Exactly as written, repeat all of the records below.

-- Supplied entries follows --

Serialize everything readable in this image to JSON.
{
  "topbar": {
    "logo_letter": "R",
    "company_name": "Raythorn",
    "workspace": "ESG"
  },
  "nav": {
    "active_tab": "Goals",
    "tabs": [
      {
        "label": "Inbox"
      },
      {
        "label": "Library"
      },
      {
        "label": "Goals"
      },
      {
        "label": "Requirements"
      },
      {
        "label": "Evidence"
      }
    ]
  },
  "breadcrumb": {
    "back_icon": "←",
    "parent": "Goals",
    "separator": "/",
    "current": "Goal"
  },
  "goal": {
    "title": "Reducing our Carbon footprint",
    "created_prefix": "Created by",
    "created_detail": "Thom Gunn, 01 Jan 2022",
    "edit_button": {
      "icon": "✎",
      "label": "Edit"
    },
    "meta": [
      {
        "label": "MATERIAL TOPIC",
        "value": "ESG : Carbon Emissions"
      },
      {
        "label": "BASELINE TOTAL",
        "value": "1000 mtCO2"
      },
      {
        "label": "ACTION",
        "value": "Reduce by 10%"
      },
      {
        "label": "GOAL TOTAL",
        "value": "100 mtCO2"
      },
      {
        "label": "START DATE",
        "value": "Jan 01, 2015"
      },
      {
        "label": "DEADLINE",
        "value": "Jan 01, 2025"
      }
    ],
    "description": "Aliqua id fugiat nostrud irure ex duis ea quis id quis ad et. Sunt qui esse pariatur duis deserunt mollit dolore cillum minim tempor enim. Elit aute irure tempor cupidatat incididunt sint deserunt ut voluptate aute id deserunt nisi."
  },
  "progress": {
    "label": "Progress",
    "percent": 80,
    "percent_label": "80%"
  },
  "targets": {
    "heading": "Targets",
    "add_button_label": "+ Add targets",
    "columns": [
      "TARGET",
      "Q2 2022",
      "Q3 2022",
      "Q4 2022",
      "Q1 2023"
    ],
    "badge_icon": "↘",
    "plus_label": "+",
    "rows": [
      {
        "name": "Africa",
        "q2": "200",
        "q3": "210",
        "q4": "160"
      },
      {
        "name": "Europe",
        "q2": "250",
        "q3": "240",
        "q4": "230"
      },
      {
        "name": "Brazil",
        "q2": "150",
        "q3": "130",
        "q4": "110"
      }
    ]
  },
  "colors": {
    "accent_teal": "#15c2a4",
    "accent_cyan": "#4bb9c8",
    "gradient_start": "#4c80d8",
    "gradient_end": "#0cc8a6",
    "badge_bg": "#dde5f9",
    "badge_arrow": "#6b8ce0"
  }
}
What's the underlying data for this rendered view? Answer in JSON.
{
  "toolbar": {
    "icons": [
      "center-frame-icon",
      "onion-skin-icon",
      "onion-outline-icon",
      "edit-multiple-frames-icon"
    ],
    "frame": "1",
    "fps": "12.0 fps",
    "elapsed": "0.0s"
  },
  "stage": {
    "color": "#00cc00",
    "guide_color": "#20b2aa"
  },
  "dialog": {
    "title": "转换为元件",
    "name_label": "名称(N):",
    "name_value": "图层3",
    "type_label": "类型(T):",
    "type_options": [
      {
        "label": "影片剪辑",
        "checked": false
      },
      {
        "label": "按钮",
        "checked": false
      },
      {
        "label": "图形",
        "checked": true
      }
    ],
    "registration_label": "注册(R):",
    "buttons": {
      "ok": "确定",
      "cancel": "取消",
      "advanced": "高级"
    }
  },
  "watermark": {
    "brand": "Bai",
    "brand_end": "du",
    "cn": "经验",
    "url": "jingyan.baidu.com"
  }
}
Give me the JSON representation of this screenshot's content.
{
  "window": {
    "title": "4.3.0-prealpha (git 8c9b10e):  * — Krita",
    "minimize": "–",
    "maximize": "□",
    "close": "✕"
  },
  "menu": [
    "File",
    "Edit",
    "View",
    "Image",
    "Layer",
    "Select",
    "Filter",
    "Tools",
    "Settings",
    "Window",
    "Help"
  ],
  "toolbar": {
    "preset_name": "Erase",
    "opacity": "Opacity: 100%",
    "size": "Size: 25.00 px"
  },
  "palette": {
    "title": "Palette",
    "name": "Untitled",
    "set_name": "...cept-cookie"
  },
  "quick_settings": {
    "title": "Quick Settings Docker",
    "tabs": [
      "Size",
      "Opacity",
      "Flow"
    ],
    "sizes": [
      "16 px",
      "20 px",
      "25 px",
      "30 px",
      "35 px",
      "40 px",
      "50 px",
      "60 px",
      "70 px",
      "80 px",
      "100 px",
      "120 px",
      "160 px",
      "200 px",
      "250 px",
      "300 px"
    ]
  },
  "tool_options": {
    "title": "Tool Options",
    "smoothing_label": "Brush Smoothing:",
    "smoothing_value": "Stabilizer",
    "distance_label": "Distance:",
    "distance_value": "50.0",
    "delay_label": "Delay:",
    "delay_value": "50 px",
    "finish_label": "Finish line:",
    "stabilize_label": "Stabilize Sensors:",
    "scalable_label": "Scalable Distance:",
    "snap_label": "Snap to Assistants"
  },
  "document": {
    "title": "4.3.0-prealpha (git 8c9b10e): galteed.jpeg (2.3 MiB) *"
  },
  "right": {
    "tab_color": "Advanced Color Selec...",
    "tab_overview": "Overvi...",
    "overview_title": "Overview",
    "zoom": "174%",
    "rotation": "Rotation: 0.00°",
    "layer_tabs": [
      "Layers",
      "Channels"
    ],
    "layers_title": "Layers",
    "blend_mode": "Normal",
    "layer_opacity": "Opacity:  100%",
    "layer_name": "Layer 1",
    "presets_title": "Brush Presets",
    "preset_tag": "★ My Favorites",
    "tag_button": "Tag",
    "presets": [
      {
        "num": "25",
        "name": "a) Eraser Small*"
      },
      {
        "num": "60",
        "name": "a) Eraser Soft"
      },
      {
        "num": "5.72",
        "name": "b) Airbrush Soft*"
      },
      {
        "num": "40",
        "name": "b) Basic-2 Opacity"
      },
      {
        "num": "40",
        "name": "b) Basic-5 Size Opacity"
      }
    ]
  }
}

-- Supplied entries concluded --

The answer:
Serialize everything readable in this image to JSON.
{
  "topbar": {
    "logo_letter": "R",
    "company_name": "Raythorn",
    "workspace": "ESG"
  },
  "nav": {
    "active_tab": "Goals",
    "tabs": [
      {
        "label": "Inbox"
      },
      {
        "label": "Library"
      },
      {
        "label": "Goals"
      },
      {
        "label": "Requirements"
      },
      {
        "label": "Evidence"
      }
    ]
  },
  "breadcrumb": {
    "back_icon": "←",
    "parent": "Goals",
    "separator": "/",
    "current": "Goal"
  },
  "goal": {
    "title": "Reducing our Carbon footprint",
    "created_prefix": "Created by",
    "created_detail": "Thom Gunn, 01 Jan 2022",
    "edit_button": {
      "icon": "✎",
      "label": "Edit"
    },
    "meta": [
      {
        "label": "MATERIAL TOPIC",
        "value": "ESG : Carbon Emissions"
      },
      {
        "label": "BASELINE TOTAL",
        "value": "1000 mtCO2"
      },
      {
        "label": "ACTION",
        "value": "Reduce by 10%"
      },
      {
        "label": "GOAL TOTAL",
        "value": "100 mtCO2"
      },
      {
        "label": "START DATE",
        "value": "Jan 01, 2015"
      },
      {
        "label": "DEADLINE",
        "value": "Jan 01, 2025"
      }
    ],
    "description": "Aliqua id fugiat nostrud irure ex duis ea quis id quis ad et. Sunt qui esse pariatur duis deserunt mollit dolore cillum minim tempor enim. Elit aute irure tempor cupidatat incididunt sint deserunt ut voluptate aute id deserunt nisi."
  },
  "progress": {
    "label": "Progress",
    "percent": 80,
    "percent_label": "80%"
  },
  "targets": {
    "heading": "Targets",
    "add_button_label": "+ Add targets",
    "columns": [
      "TARGET",
      "Q2 2022",
      "Q3 2022",
      "Q4 2022",
      "Q1 2023"
    ],
    "badge_icon": "↘",
    "plus_label": "+",
    "rows": [
      {
        "name": "Africa",
        "q2": "200",
        "q3": "210",
        "q4": "160"
      },
      {
        "name": "Europe",
        "q2": "250",
        "q3": "240",
        "q4": "230"
      },
      {
        "name": "Brazil",
        "q2": "150",
        "q3": "130",
        "q4": "110"
      }
    ]
  },
  "colors": {
    "accent_teal": "#15c2a4",
    "accent_cyan": "#4bb9c8",
    "gradient_start": "#4c80d8",
    "gradient_end": "#0cc8a6",
    "badge_bg": "#dde5f9",
    "badge_arrow": "#6b8ce0"
  }
}
What's the underlying data for this rendered view? Answer in JSON.
{
  "toolbar": {
    "icons": [
      "center-frame-icon",
      "onion-skin-icon",
      "onion-outline-icon",
      "edit-multiple-frames-icon"
    ],
    "frame": "1",
    "fps": "12.0 fps",
    "elapsed": "0.0s"
  },
  "stage": {
    "color": "#00cc00",
    "guide_color": "#20b2aa"
  },
  "dialog": {
    "title": "转换为元件",
    "name_label": "名称(N):",
    "name_value": "图层3",
    "type_label": "类型(T):",
    "type_options": [
      {
        "label": "影片剪辑",
        "checked": false
      },
      {
        "label": "按钮",
        "checked": false
      },
      {
        "label": "图形",
        "checked": true
      }
    ],
    "registration_label": "注册(R):",
    "buttons": {
      "ok": "确定",
      "cancel": "取消",
      "advanced": "高级"
    }
  },
  "watermark": {
    "brand": "Bai",
    "brand_end": "du",
    "cn": "经验",
    "url": "jingyan.baidu.com"
  }
}
Give me the JSON representation of this screenshot's content.
{
  "window": {
    "title": "4.3.0-prealpha (git 8c9b10e):  * — Krita",
    "minimize": "–",
    "maximize": "□",
    "close": "✕"
  },
  "menu": [
    "File",
    "Edit",
    "View",
    "Image",
    "Layer",
    "Select",
    "Filter",
    "Tools",
    "Settings",
    "Window",
    "Help"
  ],
  "toolbar": {
    "preset_name": "Erase",
    "opacity": "Opacity: 100%",
    "size": "Size: 25.00 px"
  },
  "palette": {
    "title": "Palette",
    "name": "Untitled",
    "set_name": "...cept-cookie"
  },
  "quick_settings": {
    "title": "Quick Settings Docker",
    "tabs": [
      "Size",
      "Opacity",
      "Flow"
    ],
    "sizes": [
      "16 px",
      "20 px",
      "25 px",
      "30 px",
      "35 px",
      "40 px",
      "50 px",
      "60 px",
      "70 px",
      "80 px",
      "100 px",
      "120 px",
      "160 px",
      "200 px",
      "250 px",
      "300 px"
    ]
  },
  "tool_options": {
    "title": "Tool Options",
    "smoothing_label": "Brush Smoothing:",
    "smoothing_value": "Stabilizer",
    "distance_label": "Distance:",
    "distance_value": "50.0",
    "delay_label": "Delay:",
    "delay_value": "50 px",
    "finish_label": "Finish line:",
    "stabilize_label": "Stabilize Sensors:",
    "scalable_label": "Scalable Distance:",
    "snap_label": "Snap to Assistants"
  },
  "document": {
    "title": "4.3.0-prealpha (git 8c9b10e): galteed.jpeg (2.3 MiB) *"
  },
  "right": {
    "tab_color": "Advanced Color Selec...",
    "tab_overview": "Overvi...",
    "overview_title": "Overview",
    "zoom": "174%",
    "rotation": "Rotation: 0.00°",
    "layer_tabs": [
      "Layers",
      "Channels"
    ],
    "layers_title": "Layers",
    "blend_mode": "Normal",
    "layer_opacity": "Opacity:  100%",
    "layer_name": "Layer 1",
    "presets_title": "Brush Presets",
    "preset_tag": "★ My Favorites",
    "tag_button": "Tag",
    "presets": [
      {
        "num": "25",
        "name": "a) Eraser Small*"
      },
      {
        "num": "60",
        "name": "a) Eraser Soft"
      },
      {
        "num": "5.72",
        "name": "b) Airbrush Soft*"
      },
      {
        "num": "40",
        "name": "b) Basic-2 Opacity"
      },
      {
        "num": "40",
        "name": "b) Basic-5 Size Opacity"
      }
    ]
  }
}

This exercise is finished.